» Material to process:
== Segment start ==

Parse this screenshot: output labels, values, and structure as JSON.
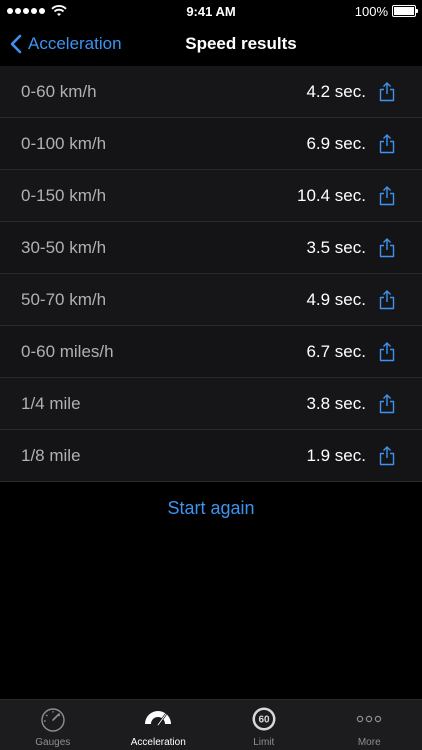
{
  "status_bar": {
    "time": "9:41 AM",
    "battery": "100%"
  },
  "nav": {
    "back_label": "Acceleration",
    "title": "Speed results"
  },
  "results": [
    {
      "label": "0-60 km/h",
      "value": "4.2 sec."
    },
    {
      "label": "0-100 km/h",
      "value": "6.9 sec."
    },
    {
      "label": "0-150 km/h",
      "value": "10.4 sec."
    },
    {
      "label": "30-50 km/h",
      "value": "3.5 sec."
    },
    {
      "label": "50-70 km/h",
      "value": "4.9 sec."
    },
    {
      "label": "0-60 miles/h",
      "value": "6.7 sec."
    },
    {
      "label": "1/4 mile",
      "value": "3.8 sec."
    },
    {
      "label": "1/8 mile",
      "value": "1.9 sec."
    }
  ],
  "start_again_label": "Start again",
  "tabs": [
    {
      "label": "Gauges",
      "icon": "speedometer-icon"
    },
    {
      "label": "Acceleration",
      "icon": "acceleration-icon"
    },
    {
      "label": "Limit",
      "icon": "speed-limit-icon",
      "icon_text": "60"
    },
    {
      "label": "More",
      "icon": "more-icon"
    }
  ],
  "colors": {
    "accent": "#3d93f0",
    "background": "#000000",
    "row_bg": "#141416"
  }
}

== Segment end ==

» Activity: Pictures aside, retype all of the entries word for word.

» Solution to this exercise:
Parse this screenshot: output labels, values, and structure as JSON.
{
  "status_bar": {
    "time": "9:41 AM",
    "battery": "100%"
  },
  "nav": {
    "back_label": "Acceleration",
    "title": "Speed results"
  },
  "results": [
    {
      "label": "0-60 km/h",
      "value": "4.2 sec."
    },
    {
      "label": "0-100 km/h",
      "value": "6.9 sec."
    },
    {
      "label": "0-150 km/h",
      "value": "10.4 sec."
    },
    {
      "label": "30-50 km/h",
      "value": "3.5 sec."
    },
    {
      "label": "50-70 km/h",
      "value": "4.9 sec."
    },
    {
      "label": "0-60 miles/h",
      "value": "6.7 sec."
    },
    {
      "label": "1/4 mile",
      "value": "3.8 sec."
    },
    {
      "label": "1/8 mile",
      "value": "1.9 sec."
    }
  ],
  "start_again_label": "Start again",
  "tabs": [
    {
      "label": "Gauges",
      "icon": "speedometer-icon"
    },
    {
      "label": "Acceleration",
      "icon": "acceleration-icon"
    },
    {
      "label": "Limit",
      "icon": "speed-limit-icon",
      "icon_text": "60"
    },
    {
      "label": "More",
      "icon": "more-icon"
    }
  ],
  "colors": {
    "accent": "#3d93f0",
    "background": "#000000",
    "row_bg": "#141416"
  }
}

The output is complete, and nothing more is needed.